On another trip, this time to a Ming-period village in Chaozhou, I came across a house where an old man was sunning his preserved chayote in the courtyard. I was curious and asked about the fruit. He explained: “The fruit comes in two shapes. The finger-shaped ones are called zhi foshu or Buddha’s fingers; the fist-shaped ones are called quan foshu or Buddha’s fist.”
He told me that preserved chayote is a home remedy for coughs and mouth ulcers. “They are known as lao xiang huang, and the longer they are aged, the higher their medicinal value. I preserved these when my grandson was born and he’s 15 now.”
During my stay in Hong Kong, one of the hottest food collectibles was soya crystal, obtained from the fermentation of soya sauce in urns under the hot sun, as the liquid content evaporates, leaving hardened crystals behind. These concentrated crystals have a robust and intense flavour, and are available only at soya factories that still use the traditional way of manufacture.
One cottage-style factory in Hong Kong known to connoisseurs is Dai Zai Jiangyou. The limited “harvests” of soya sauce the factory produces are often reserved by regular customers, and soya crystals are even more limited. Crushing them into powder and sprinkling it on steamed fish or grilled steaks guarantees a sublime umami sensation.

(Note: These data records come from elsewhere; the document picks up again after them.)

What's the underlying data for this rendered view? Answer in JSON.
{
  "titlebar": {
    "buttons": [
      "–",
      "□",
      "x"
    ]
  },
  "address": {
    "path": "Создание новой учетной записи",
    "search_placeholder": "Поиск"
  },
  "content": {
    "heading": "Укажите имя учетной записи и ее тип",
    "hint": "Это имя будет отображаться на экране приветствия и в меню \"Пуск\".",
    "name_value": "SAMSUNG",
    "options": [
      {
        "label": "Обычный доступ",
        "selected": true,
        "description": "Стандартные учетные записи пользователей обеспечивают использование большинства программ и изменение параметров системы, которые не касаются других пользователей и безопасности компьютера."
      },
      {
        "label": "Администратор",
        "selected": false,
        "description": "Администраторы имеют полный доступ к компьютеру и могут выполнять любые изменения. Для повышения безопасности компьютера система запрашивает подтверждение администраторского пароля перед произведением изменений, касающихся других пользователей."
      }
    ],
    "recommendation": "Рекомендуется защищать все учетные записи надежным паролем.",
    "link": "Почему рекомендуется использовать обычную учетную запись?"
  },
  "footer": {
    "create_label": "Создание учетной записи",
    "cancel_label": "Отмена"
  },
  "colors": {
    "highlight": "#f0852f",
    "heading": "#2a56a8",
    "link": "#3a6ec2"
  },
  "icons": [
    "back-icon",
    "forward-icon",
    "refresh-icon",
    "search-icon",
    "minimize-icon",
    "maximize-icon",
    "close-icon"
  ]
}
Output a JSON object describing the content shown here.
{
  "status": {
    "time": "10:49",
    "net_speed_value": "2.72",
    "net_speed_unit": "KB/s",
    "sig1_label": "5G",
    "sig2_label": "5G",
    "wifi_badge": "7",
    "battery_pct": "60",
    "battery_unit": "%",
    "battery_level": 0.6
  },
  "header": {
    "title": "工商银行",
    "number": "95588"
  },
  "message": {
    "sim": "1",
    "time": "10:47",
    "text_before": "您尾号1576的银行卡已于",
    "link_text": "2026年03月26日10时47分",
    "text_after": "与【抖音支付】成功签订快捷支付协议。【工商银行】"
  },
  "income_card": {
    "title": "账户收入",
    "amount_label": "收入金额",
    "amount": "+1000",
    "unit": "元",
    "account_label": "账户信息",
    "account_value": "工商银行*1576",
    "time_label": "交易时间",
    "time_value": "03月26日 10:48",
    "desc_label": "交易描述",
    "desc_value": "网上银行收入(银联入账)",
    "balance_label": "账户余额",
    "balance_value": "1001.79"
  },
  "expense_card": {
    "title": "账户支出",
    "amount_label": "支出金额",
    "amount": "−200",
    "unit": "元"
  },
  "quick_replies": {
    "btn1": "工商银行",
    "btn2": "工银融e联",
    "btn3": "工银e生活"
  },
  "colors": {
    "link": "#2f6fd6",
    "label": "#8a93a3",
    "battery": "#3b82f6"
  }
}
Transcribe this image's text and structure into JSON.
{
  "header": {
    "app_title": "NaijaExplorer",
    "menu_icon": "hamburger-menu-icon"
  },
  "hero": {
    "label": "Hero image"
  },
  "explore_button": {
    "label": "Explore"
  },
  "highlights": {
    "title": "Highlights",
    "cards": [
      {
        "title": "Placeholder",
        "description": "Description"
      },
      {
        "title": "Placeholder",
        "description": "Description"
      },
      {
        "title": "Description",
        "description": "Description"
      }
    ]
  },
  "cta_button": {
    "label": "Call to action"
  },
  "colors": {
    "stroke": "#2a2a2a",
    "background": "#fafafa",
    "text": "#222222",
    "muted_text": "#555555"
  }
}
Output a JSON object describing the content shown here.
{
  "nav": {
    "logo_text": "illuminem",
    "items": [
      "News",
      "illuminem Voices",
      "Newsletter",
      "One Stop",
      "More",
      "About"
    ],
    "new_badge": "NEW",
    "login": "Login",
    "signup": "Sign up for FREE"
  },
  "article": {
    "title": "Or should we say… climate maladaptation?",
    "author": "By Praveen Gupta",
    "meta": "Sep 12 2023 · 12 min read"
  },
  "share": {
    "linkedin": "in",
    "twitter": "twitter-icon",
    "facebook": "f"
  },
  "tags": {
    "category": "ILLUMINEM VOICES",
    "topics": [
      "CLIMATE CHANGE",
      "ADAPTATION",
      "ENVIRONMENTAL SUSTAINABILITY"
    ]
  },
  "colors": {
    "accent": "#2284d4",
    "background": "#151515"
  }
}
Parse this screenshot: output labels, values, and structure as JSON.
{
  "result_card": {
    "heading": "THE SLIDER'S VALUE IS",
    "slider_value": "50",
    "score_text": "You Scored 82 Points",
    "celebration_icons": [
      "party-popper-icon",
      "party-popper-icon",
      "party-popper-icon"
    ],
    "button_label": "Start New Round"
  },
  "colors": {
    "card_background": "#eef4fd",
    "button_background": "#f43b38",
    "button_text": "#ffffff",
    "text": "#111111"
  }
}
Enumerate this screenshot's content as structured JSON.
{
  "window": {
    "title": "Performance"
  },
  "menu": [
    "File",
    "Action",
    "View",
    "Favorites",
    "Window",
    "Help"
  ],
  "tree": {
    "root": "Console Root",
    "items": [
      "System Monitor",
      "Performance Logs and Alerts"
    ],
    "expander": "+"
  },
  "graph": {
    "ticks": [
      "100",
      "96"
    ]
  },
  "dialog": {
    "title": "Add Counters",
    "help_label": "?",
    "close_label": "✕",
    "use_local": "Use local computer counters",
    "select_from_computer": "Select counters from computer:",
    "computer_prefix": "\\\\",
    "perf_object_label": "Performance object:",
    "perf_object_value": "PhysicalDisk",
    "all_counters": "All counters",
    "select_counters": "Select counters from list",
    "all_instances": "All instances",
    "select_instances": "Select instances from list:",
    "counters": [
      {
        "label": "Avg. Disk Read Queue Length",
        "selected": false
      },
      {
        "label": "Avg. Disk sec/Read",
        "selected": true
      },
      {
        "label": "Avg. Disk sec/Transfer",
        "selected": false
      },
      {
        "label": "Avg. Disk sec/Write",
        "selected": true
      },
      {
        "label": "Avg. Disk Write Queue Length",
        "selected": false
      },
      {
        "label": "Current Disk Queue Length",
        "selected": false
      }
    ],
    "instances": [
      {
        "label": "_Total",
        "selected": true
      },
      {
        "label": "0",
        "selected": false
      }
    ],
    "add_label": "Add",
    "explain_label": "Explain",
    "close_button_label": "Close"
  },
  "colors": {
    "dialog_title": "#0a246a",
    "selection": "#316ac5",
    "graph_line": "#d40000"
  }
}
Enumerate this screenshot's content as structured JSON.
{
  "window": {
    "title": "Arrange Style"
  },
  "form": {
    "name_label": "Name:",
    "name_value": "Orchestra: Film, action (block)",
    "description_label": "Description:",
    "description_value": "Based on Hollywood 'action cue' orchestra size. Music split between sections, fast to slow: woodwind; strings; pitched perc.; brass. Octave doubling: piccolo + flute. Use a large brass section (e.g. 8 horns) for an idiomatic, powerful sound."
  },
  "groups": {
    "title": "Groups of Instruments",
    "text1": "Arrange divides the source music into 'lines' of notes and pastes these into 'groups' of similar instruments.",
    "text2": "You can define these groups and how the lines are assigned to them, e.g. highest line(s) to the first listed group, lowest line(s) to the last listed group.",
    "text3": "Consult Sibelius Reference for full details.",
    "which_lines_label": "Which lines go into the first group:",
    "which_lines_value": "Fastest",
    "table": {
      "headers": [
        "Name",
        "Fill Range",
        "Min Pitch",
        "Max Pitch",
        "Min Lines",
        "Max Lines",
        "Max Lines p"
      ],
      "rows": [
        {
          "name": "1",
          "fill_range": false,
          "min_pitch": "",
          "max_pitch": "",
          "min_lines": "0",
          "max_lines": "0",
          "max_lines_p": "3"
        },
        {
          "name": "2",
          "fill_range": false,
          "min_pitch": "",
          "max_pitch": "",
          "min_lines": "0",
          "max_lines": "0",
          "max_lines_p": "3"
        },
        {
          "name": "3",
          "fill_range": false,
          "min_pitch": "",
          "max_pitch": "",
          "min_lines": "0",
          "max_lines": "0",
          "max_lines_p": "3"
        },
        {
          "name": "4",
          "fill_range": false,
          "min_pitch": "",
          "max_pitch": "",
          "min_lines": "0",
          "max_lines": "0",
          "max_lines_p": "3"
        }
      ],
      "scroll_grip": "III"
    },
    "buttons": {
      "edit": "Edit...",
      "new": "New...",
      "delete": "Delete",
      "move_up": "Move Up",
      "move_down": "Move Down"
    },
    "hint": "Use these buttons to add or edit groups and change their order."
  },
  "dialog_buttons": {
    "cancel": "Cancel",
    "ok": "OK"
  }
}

On one of my many trips to Panyu, a rural district in Guangzhou, in search of good food, my companion told me li yunzi was in season. I was excited because I had never heard of, or eaten, li yunzi, which is mangrove crab roe. The roe is found beneath the crab’s carapace and collected only once a year during mating season. As the crabs are only about 3cm in size, collecting a sizable amount of roe is extremely tedious. Wastage is high, too. Five kilograms yields only 50g of roe, due to the need to sieve out impurities. However, the taste is heavenly and robust, filling the mouth and lingering even after the meal.
An interesting aside: I made many of my best foodie friends through Weibo, where I regularly write about and discuss food. These friends have become my “teachers”, as well as “informers” on rare and artisanal ingredients. I remember writing about nian gao (glutinous rice cake) on Weibo two years ago and receiving a response from a man. His village in Hainan would harvest sugar cane just for making this Chinese New Year snack, he told me. They would press sugar cane, collect the juice and boil it until it caramelised. He gave me his village’s recipe, and the nian gao I made from it was far more fragrant and robust in flavour than others.
It’s a cliche, but, when it comes to food, it’s the thought that counts – sincere thoughts, kind intentions and the effort invested. I remember my amah collecting orange and tangerine peels after the Chinese New Year festivities and even from our daily meals. She would wash, dry and set them aside. The peels were “too young and too citrusy to eat”, she used to say, so she boiled them and kept the water for the final rinse of my bed linens and bath towels. “The scent will help you sleep,” she said.
Aromatherapy before it became trendy? Indeed.